Michael Pipe Taking Measured Approach to County Commissioner Office
Michael Pipe still has dreams about Five Guys. Call them nightmares, even.
Workers keep canceling on him, leaving Pipe and just one other employee manning a store with customers lined to the door.
Nostalgia has even crept into reality for Pipe, the former burger bin manager-turned-Centre County commissioner. He recently walked into Five Guys to grab a bite to eat with his wife, Ashley, and actually had to walk out of the store before getting his order.
“I walked in the door and wanted to start giving directions to people that were working there,” Pipe said. “Staff changes over so much that I didn’t recognize anybody.”
The visit was also a reminder of how far Pipe, 26, has come since he graduated from Penn State in 2009 and withstood an unsuccessful run at Congress in 2010. The newly elected minority county commissioner joins Republicans Steve Dershem and Chris Exarchos, who more than double his age and have decades of combined experience in county government.
It’s a dynamic Pipe said he isn’t concerned about as the board continues discussing its chief capital-improvement project, an upgrade of the 911 communications system. Estimated costs for the project run as high as $26 million, and Pipe expects the project to be completed in 18 to 20 months, or fall 2013.
“The one thing I told Chris and Steve is I wanna be a part of the discussion; I just don’t wanna be off in the wing not participating,” Pipe said.
“If they wanted to do whatever they wanted to do, they could do that. All you need is two votes, but I think there are differences that Steve and Chris have that a lot of folks haven’t spent enough time looking into how they’ve worked together.”

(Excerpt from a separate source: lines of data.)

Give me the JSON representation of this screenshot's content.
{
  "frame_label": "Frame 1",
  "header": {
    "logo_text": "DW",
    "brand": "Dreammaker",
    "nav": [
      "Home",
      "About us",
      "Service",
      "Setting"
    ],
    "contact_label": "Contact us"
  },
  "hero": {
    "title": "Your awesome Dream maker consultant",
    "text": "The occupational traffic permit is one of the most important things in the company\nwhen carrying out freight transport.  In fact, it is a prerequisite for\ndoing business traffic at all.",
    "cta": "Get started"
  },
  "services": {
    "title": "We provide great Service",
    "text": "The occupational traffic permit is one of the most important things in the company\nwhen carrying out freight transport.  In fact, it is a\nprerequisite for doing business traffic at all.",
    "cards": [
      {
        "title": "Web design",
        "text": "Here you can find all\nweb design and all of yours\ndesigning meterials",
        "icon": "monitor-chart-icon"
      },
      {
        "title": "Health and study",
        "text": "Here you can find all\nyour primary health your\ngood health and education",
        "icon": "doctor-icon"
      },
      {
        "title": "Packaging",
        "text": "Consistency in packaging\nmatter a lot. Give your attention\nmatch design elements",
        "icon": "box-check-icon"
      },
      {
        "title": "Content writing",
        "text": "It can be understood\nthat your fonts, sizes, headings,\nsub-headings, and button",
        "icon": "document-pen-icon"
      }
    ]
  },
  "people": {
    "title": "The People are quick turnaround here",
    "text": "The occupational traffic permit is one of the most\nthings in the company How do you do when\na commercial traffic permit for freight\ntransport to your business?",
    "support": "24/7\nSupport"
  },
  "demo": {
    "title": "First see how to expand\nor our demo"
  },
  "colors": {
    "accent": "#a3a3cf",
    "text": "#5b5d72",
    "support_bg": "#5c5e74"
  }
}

Pipe said he has yet to vote against the two Republican commissioners, who, along with Pipe oversee 39 county departments, including Children Youth Services, the Coroner’s Office, Elections, the Sheriff’s Office and District Attorney’s Office, among others.
Pipe was extensively involved in government while at Penn State and lost to U.S. Rep. Glenn "G.T." Thompson, R-Howard, for a seat in the House of Representatives. In addition to the 911 system, Pipe’s main objective is to make county government as transparent as possible, he said. One of the ways he plans to do this is by upgrading the county website.
“I’m focusing on ways that I can gain people’s trust, do my research, put in the legwork but with the same understanding that I am a commissioner,” Pipe said. “That’s a delicate balance, making sure I’m not stepping on anybody’s toes but saying: ‘Hey, look: 10,500 folks voted for me to be the commissioner, to be their representative, and there’s certain things I’m gonna advocate for.'”
Pipe equated county government to more like the TV show “The Office” rather than “The West Wing” — more mundane work like signing off on contracts and meetings than ribbon-cutting ceremonies.
The grandson of a man who spent his life in the burger business to put his children through college, Pipe said Dershem and Exarchos sometimes kid him and refer to him as "young man."
But Pipe is confident he belongs. The Ferguson Township resident has no plans to leave the area or use this job as a stepping stone in the political world. He’s smart enough to know he can’t barnstorm into the county office and demand change. Instead, he’s taking the opposite approach of spending much of his first year in office listening and forming relationships with his constituents.
His colleagues have taken notice.
“They recognize I do have my fresh perspective,” Pipe said, citing his campaign slogan. “They both said the fact that [I’m] not embroiled in any of these conflicts that we’re dealing with now, that [I’m] an outsider, is a huge benefit because you literally have a fresh start.”